“It’s like a water fountain for your butt!” he said, shaking in his Balenciaga boots. “It’s like toilet paper, but made of a cold stream of water!”
What Clements was describing was a European bathroom fixture most commonly referred to as “Le Bidet,” or as us English speaking folk know it, “the Bidet.”
Invented by Christophe des Rosiers in 1710 for the French royal family, the Bidet (pronounced bih-day) is an everyday European fixture that is meant as a substitute for what us Americans know as “toilet paper.” Very similar to a water fountain, the Bidet’s purpose is to shoot a cold stream of water, not into the receptacle of a thirsty mouth, but to the receiving end of a dirty nether region that this esteemed publication is not allowed to describe in further detail.
“It was life-changing!” Clements said after munching on an entire plate of raw snails and frog’s legs. “I used to be a wet-wipes man!” Clements said. As he spoke, he began to scale the world-famous Eiffel Tower, sporting a beret and waving around a baguette in protest that Americans adopt the European custom of the Bidet. “We need change and we need it now!”
As Clements continued to protest for the Bidet to be brought to America, French authorities arrived and began to apprehend him. The junior accounting major was deported back to the States by the next morning, much to the chagrin of his friends, family and fellow students.

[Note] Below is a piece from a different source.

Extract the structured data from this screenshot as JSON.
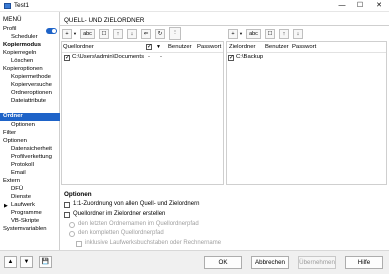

Students at the College gathered on Quimby’s Prairie grasping picket signs and setting up camp, insisting that the institution give into Clements’ pleas and install Bidets in some of the bathrooms.
“I never thought that this nation would stoop so low as to keep us from experiencing the glory of the Bidet!” shouted Terrence Hope, a sophomore political science major.
“This is outrageous. I am indeed angry. Frick dude!! I HATE TOILET PAPER,” added Avery Bottleroquet, a sophomore biology major.
Although most students seemed unanimously for the Pro-Bidet Movement, a few dissenters of Clements and his ideology made their way onto the scene.
“Wait, what? I thought this was Fall Fest,” said Bert Moore, a freshman open options major. “Is this not Fall Fest? Then why did I pay $20 to get in here?”
As Clements currently awaits trial in international court, students continue to fight for the Bidet and its miracles. While Clements may have the right to remain silent, the student body is making sure his report of foreign discovery is heard loud and clear.